Data excerpts below:
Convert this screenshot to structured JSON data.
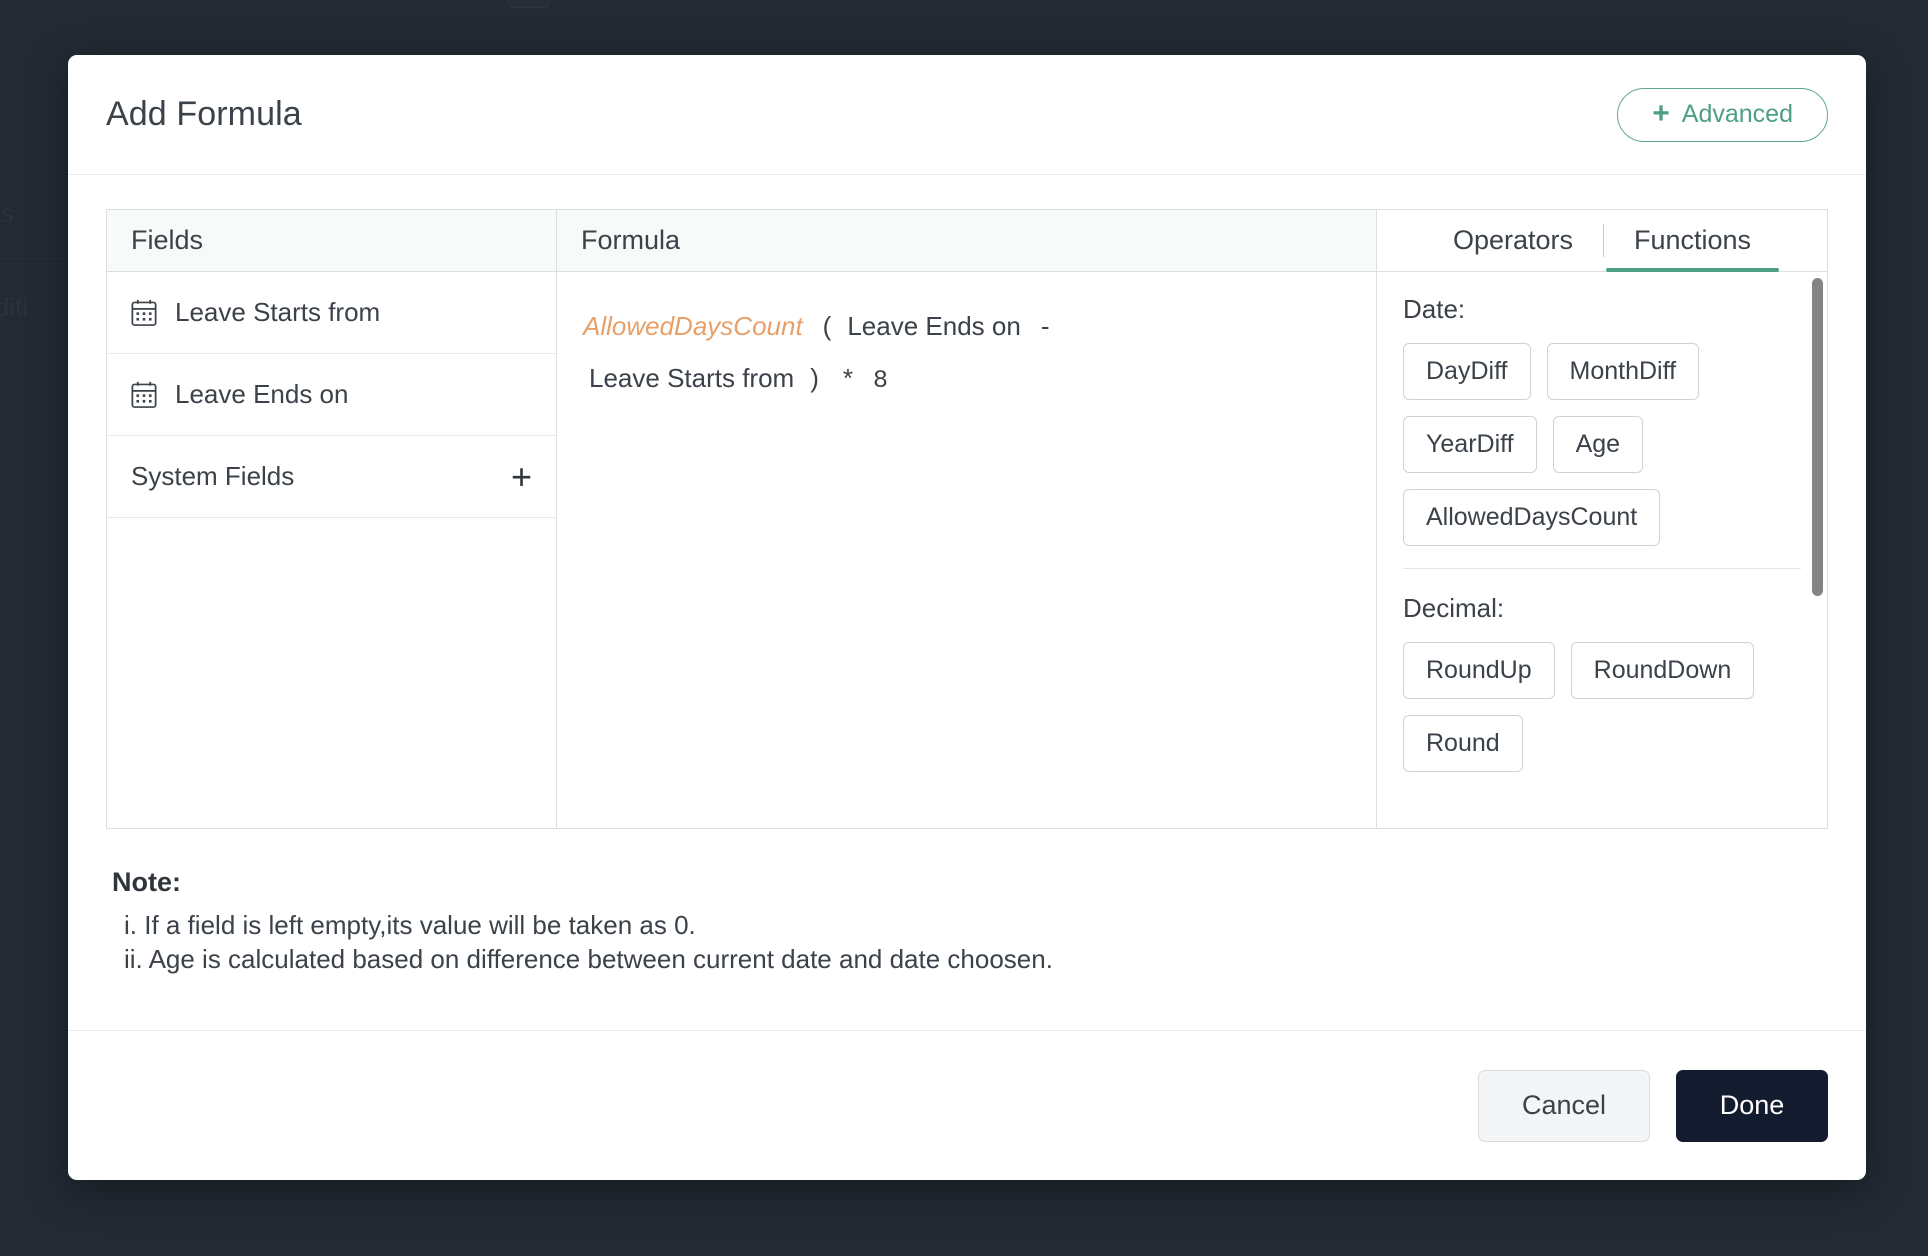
{
  "background": {
    "text_fragment_1": "es",
    "text_fragment_2": "onditi"
  },
  "modal": {
    "title": "Add Formula",
    "advanced_button": {
      "label": "Advanced",
      "icon": "plus-icon",
      "plus_glyph": "+",
      "color": "#4f9f83"
    }
  },
  "fields_panel": {
    "header": "Fields",
    "items": [
      {
        "label": "Leave Starts from",
        "icon": "calendar-icon"
      },
      {
        "label": "Leave Ends on",
        "icon": "calendar-icon"
      }
    ],
    "system_fields": {
      "label": "System Fields",
      "add_glyph": "+"
    }
  },
  "formula_panel": {
    "header": "Formula",
    "expression_text": "AllowedDaysCount ( Leave Ends on - Leave Starts from ) * 8",
    "tokens": {
      "function": "AllowedDaysCount",
      "open_paren": "(",
      "field_1": "Leave Ends on",
      "operator_minus": "-",
      "field_2": "Leave Starts from",
      "close_paren": ")",
      "operator_multiply": "*",
      "number": "8"
    },
    "function_token_color": "#e8a06b"
  },
  "functions_panel": {
    "tabs": [
      {
        "label": "Operators",
        "active": false
      },
      {
        "label": "Functions",
        "active": true
      }
    ],
    "active_tab_color": "#4f9f83",
    "groups": [
      {
        "label": "Date:",
        "rows": [
          [
            "DayDiff",
            "MonthDiff"
          ],
          [
            "YearDiff",
            "Age"
          ],
          [
            "AllowedDaysCount"
          ]
        ]
      },
      {
        "label": "Decimal:",
        "rows": [
          [
            "RoundUp",
            "RoundDown"
          ],
          [
            "Round"
          ]
        ]
      }
    ]
  },
  "note": {
    "title": "Note:",
    "lines": [
      "i. If a field is left empty,its value will be taken as 0.",
      "ii. Age is calculated based on difference between current date and date choosen."
    ]
  },
  "footer": {
    "cancel_label": "Cancel",
    "done_label": "Done",
    "done_bg": "#131c2e"
  }
}
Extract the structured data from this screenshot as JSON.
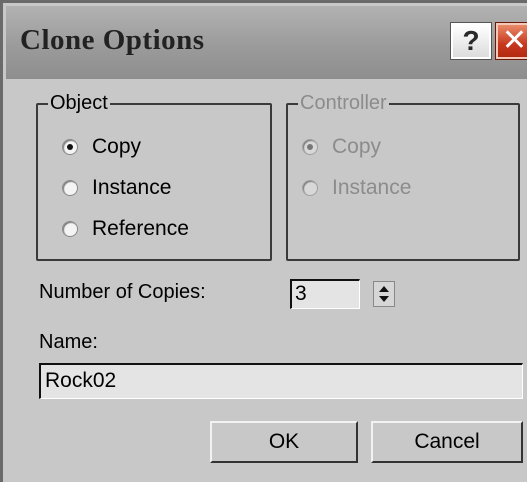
{
  "window": {
    "title": "Clone Options",
    "help_label": "?",
    "close_label": "✕"
  },
  "object_group": {
    "legend": "Object",
    "options": [
      {
        "label": "Copy",
        "selected": true
      },
      {
        "label": "Instance",
        "selected": false
      },
      {
        "label": "Reference",
        "selected": false
      }
    ]
  },
  "controller_group": {
    "legend": "Controller",
    "enabled": false,
    "options": [
      {
        "label": "Copy",
        "selected": true
      },
      {
        "label": "Instance",
        "selected": false
      }
    ]
  },
  "copies": {
    "label": "Number of Copies:",
    "value": "3"
  },
  "name": {
    "label": "Name:",
    "value": "Rock02"
  },
  "buttons": {
    "ok": "OK",
    "cancel": "Cancel"
  },
  "colors": {
    "dialog_bg": "#c8c8c8",
    "close_button": "#c8381e",
    "disabled_text": "#8c8c8c"
  }
}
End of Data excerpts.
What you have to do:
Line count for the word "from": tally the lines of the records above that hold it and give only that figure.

Finished task:
4